In announcing new features at Flickr last week, the most important thing (I think) that Stewart Butterfield had to say was: 'Both interestingness and clustering rely a lot on what people are doing, whether it's with the photos they like, or the tags they are using. You can think about it as people-powered searching' (Yahoo! Search Blog, my italics). Blogging services as we currently know them are very top-down. This may now come to be seen as a curious thing: I wonder how long before a tipping point is reached and people want more freedom to mash and mix and access their and other's data beyond the constraints currently set for them by their service-providers. (Jeff Weiner's got it right: FUSE — find, use, share, expand.)

  • Comments. Another area where blogging software needs to be re-thought. We read each other's stuff, we like certain things, but we're too busy to post a reply/comment — or we don't have anything worth adding beyond, 'I was here, I enjoyed this, thank you'. Jyri made this point (and more) here, providing a mock up of a possible UI here. Something along the lines of gestures is needed to supplement what we already have in comments.
  • Conferences/events. Both at Reboot and Open Tech, I realised only afterwards, reading on the web, that people had been present with whom I've exchanged ideas in emails, or via comments, or whose blogs are, in any case, important to me. Frustrating, as well as bizarre, then, to know you'd been in the same space as them but had had no way of recognising them beyond a name tag — or even, in some cases, of knowing they were even there! I see Thomas posted about just this a little while ago, focusing on the central problem of aggregating identities across digital communities: 'The gap between digital and physical must close'.

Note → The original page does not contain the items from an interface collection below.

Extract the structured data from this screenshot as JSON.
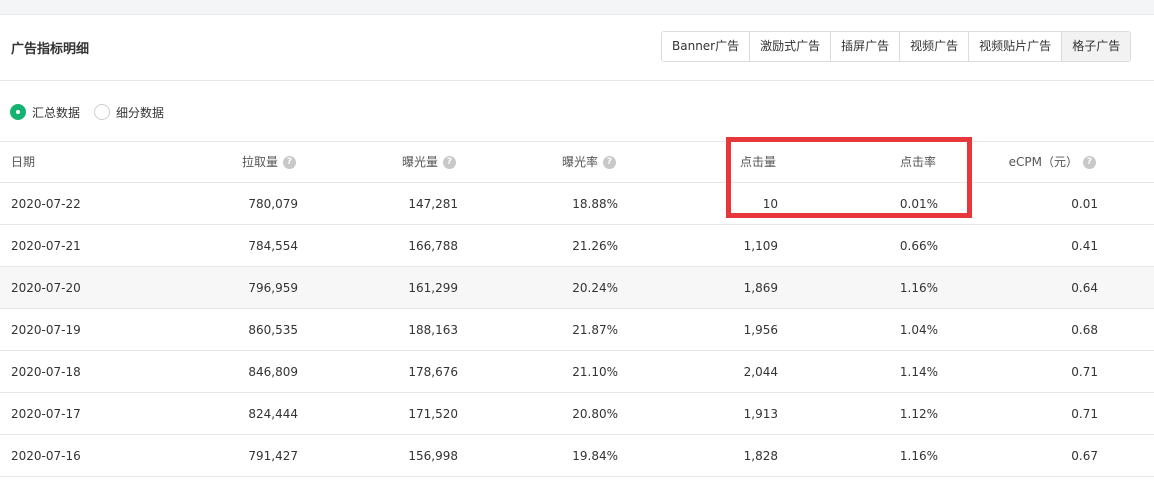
{
  "header": {
    "title": "广告指标明细"
  },
  "tabs": [
    {
      "label": "Banner广告",
      "active": false
    },
    {
      "label": "激励式广告",
      "active": false
    },
    {
      "label": "插屏广告",
      "active": false
    },
    {
      "label": "视频广告",
      "active": false
    },
    {
      "label": "视频贴片广告",
      "active": false
    },
    {
      "label": "格子广告",
      "active": true
    }
  ],
  "view_mode": {
    "options": [
      {
        "label": "汇总数据",
        "checked": true
      },
      {
        "label": "细分数据",
        "checked": false
      }
    ]
  },
  "table": {
    "columns": [
      "日期",
      "拉取量",
      "曝光量",
      "曝光率",
      "点击量",
      "点击率",
      "eCPM（元）"
    ],
    "help_icon_glyph": "?",
    "rows": [
      [
        "2020-07-22",
        "780,079",
        "147,281",
        "18.88%",
        "10",
        "0.01%",
        "0.01"
      ],
      [
        "2020-07-21",
        "784,554",
        "166,788",
        "21.26%",
        "1,109",
        "0.66%",
        "0.41"
      ],
      [
        "2020-07-20",
        "796,959",
        "161,299",
        "20.24%",
        "1,869",
        "1.16%",
        "0.64"
      ],
      [
        "2020-07-19",
        "860,535",
        "188,163",
        "21.87%",
        "1,956",
        "1.04%",
        "0.68"
      ],
      [
        "2020-07-18",
        "846,809",
        "178,676",
        "21.10%",
        "2,044",
        "1.14%",
        "0.71"
      ],
      [
        "2020-07-17",
        "824,444",
        "171,520",
        "20.80%",
        "1,913",
        "1.12%",
        "0.71"
      ],
      [
        "2020-07-16",
        "791,427",
        "156,998",
        "19.84%",
        "1,828",
        "1.16%",
        "0.67"
      ]
    ]
  },
  "colors": {
    "accent_green": "#15b371",
    "highlight_red": "#e8373a"
  }
}
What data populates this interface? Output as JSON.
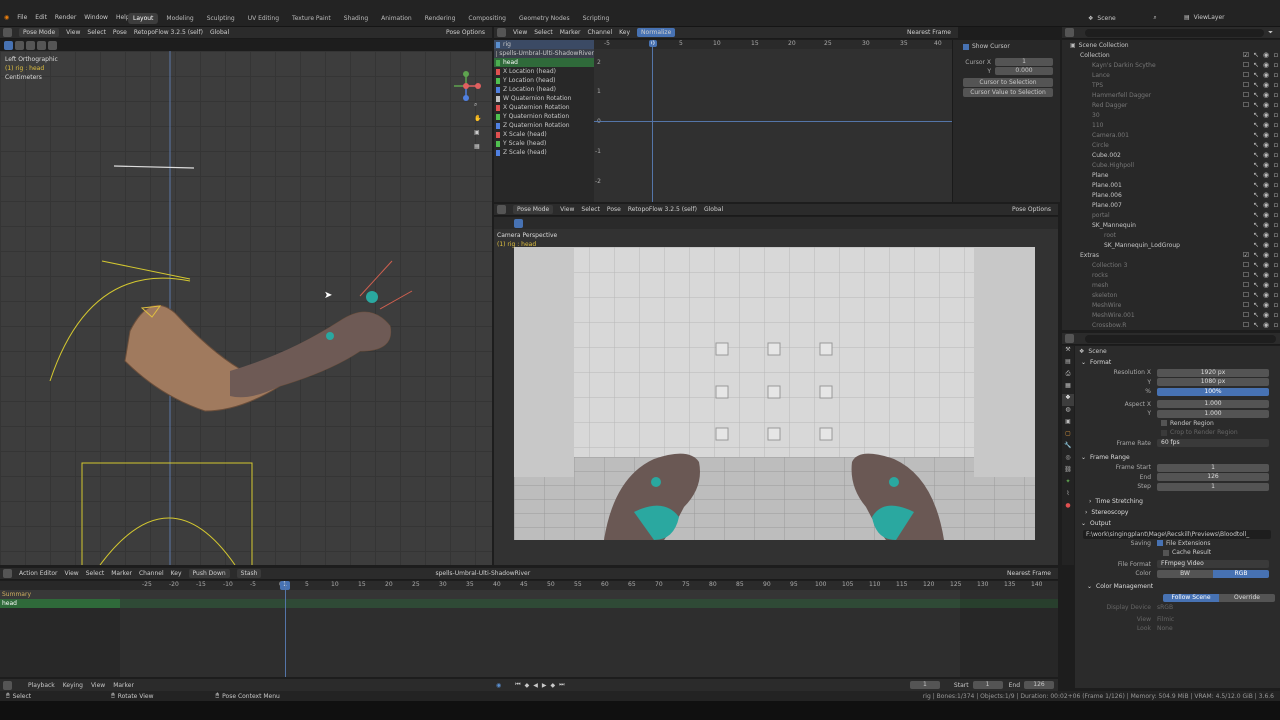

(Not the same thing, of course, but this might also be a useful place to remind myself, at least, about those software initiatives being made that are intended to help us discover people nearby who are interested in what we're interested in: Six Sense, Nokia's Sensor … Such programs could be a monumental distraction, but, then again, I think of those times when I've had serendipitous conversations with interesting people at plays, galleries, films. Ways in which I might enable these to happen a little more often would be good.)